Dataset rows describing interfaces

↓

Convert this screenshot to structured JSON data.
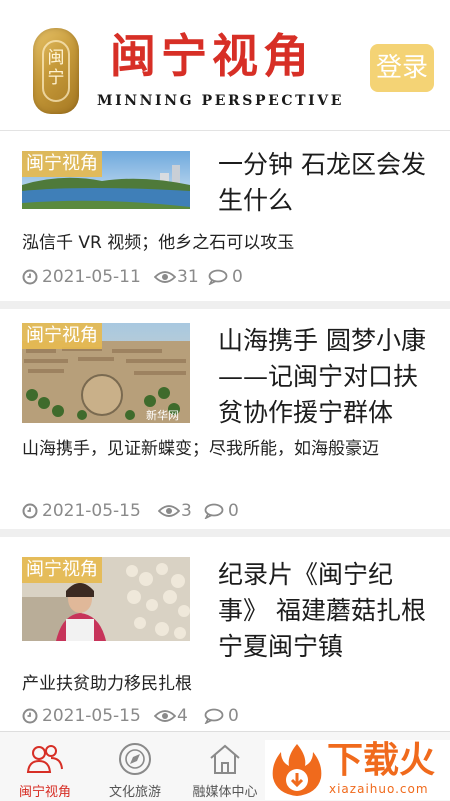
{
  "header": {
    "seal_text": "闽宁",
    "title": "闽宁视角",
    "subtitle": "MINNING  PERSPECTIVE",
    "login_label": "登录"
  },
  "articles": [
    {
      "tag": "闽宁视角",
      "title": "一分钟 石龙区会发生什么",
      "summary": "泓信千 VR 视频；他乡之石可以攻玉",
      "date": "2021-05-11",
      "views": "31",
      "comments": "0"
    },
    {
      "tag": "闽宁视角",
      "title": "山海携手 圆梦小康——记闽宁对口扶贫协作援宁群体",
      "summary": "山海携手，见证新蝶变；尽我所能，如海般豪迈",
      "watermark": "新华网",
      "date": "2021-05-15",
      "views": "3",
      "comments": "0"
    },
    {
      "tag": "闽宁视角",
      "title": "纪录片《闽宁纪事》 福建蘑菇扎根宁夏闽宁镇",
      "summary": "产业扶贫助力移民扎根",
      "date": "2021-05-15",
      "views": "4",
      "comments": "0"
    }
  ],
  "tabbar": {
    "items": [
      {
        "label": "闽宁视角",
        "icon": "people-icon",
        "active": true
      },
      {
        "label": "文化旅游",
        "icon": "compass-icon",
        "active": false
      },
      {
        "label": "融媒体中心",
        "icon": "home-icon",
        "active": false
      }
    ]
  },
  "promo": {
    "cn": "下载火",
    "en": "xiazaihuo.com"
  },
  "colors": {
    "brand_red": "#d72f26",
    "login_yellow": "#f4d375",
    "tag_gold": "#e6ba50",
    "meta_gray": "#8a8a8a",
    "promo_orange": "#f06a1c"
  }
}
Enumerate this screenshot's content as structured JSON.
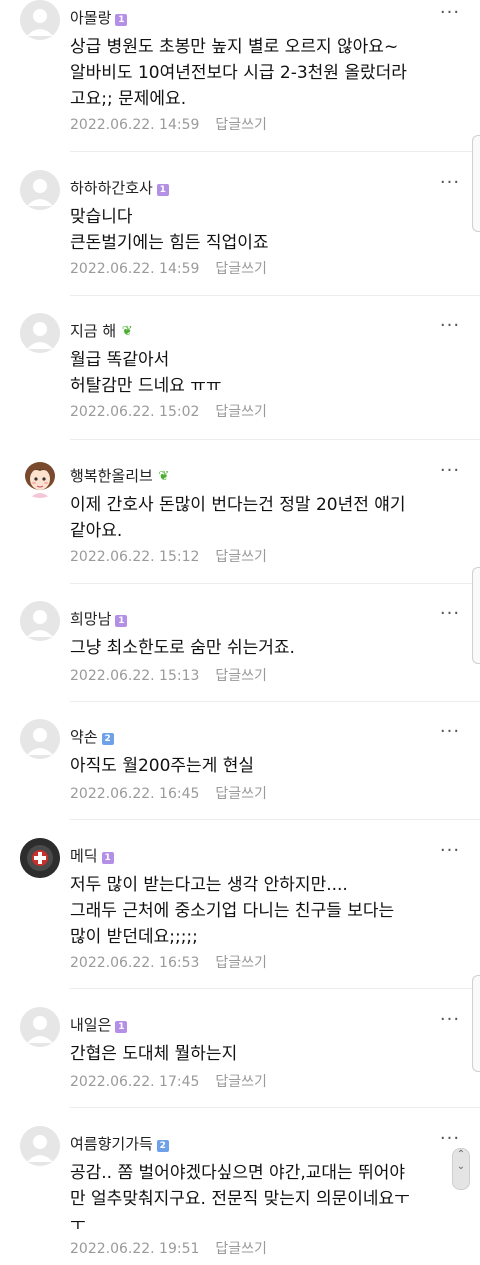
{
  "more_icon": "⋮⋯",
  "reply_label": "답글쓰기",
  "comments": [
    {
      "nick": "아몰랑",
      "badge": "1",
      "badge_type": "lvl1",
      "avatar": "default",
      "body": "상급 병원도 초봉만 높지 별로 오르지 않아요~\n알바비도 10여년전보다 시급 2-3천원 올랐더라\n고요;; 문제에요.",
      "date": "2022.06.22. 14:59"
    },
    {
      "nick": "하하하간호사",
      "badge": "1",
      "badge_type": "lvl1",
      "avatar": "default",
      "body": "맞습니다\n큰돈벌기에는 힘든 직업이죠",
      "date": "2022.06.22. 14:59"
    },
    {
      "nick": "지금 해",
      "badge": "🌱",
      "badge_type": "sprout",
      "avatar": "default",
      "body": "월급 똑같아서\n허탈감만 드네요 ㅠㅠ",
      "date": "2022.06.22. 15:02"
    },
    {
      "nick": "행복한올리브",
      "badge": "🌱",
      "badge_type": "sprout",
      "avatar": "girl",
      "body": "이제 간호사 돈많이 번다는건 정말 20년전 얘기\n같아요.",
      "date": "2022.06.22. 15:12"
    },
    {
      "nick": "희망남",
      "badge": "1",
      "badge_type": "lvl1",
      "avatar": "default",
      "body": "그냥 최소한도로 숨만 쉬는거죠.",
      "date": "2022.06.22. 15:13"
    },
    {
      "nick": "약손",
      "badge": "2",
      "badge_type": "lvl2",
      "avatar": "default",
      "body": "아직도 월200주는게 현실",
      "date": "2022.06.22. 16:45"
    },
    {
      "nick": "메딕",
      "badge": "1",
      "badge_type": "lvl1",
      "avatar": "medic",
      "body": "저두 많이 받는다고는 생각 안하지만....\n그래두 근처에 중소기업 다니는 친구들 보다는\n많이 받던데요;;;;;",
      "date": "2022.06.22. 16:53"
    },
    {
      "nick": "내일은",
      "badge": "1",
      "badge_type": "lvl1",
      "avatar": "default",
      "body": "간협은 도대체 뭘하는지",
      "date": "2022.06.22. 17:45"
    },
    {
      "nick": "여름향기가득",
      "badge": "2",
      "badge_type": "lvl2",
      "avatar": "default",
      "body": "공감.. 쫌 벌어야겠다싶으면 야간,교대는 뛰어야\n만 얼추맞춰지구요. 전문직 맞는지 의문이네요ㅜ\nㅜ",
      "date": "2022.06.22. 19:51"
    }
  ]
}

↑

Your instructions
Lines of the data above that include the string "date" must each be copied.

Task result
      "date": "2021-05-11",
      "date": "2021-05-15",
      "date": "2021-05-15",
      "date": "2022.06.22. 14:59"
      "date": "2022.06.22. 14:59"
      "date": "2022.06.22. 15:02"
      "date": "2022.06.22. 15:12"
      "date": "2022.06.22. 15:13"
      "date": "2022.06.22. 16:45"
      "date": "2022.06.22. 16:53"
      "date": "2022.06.22. 17:45"
      "date": "2022.06.22. 19:51"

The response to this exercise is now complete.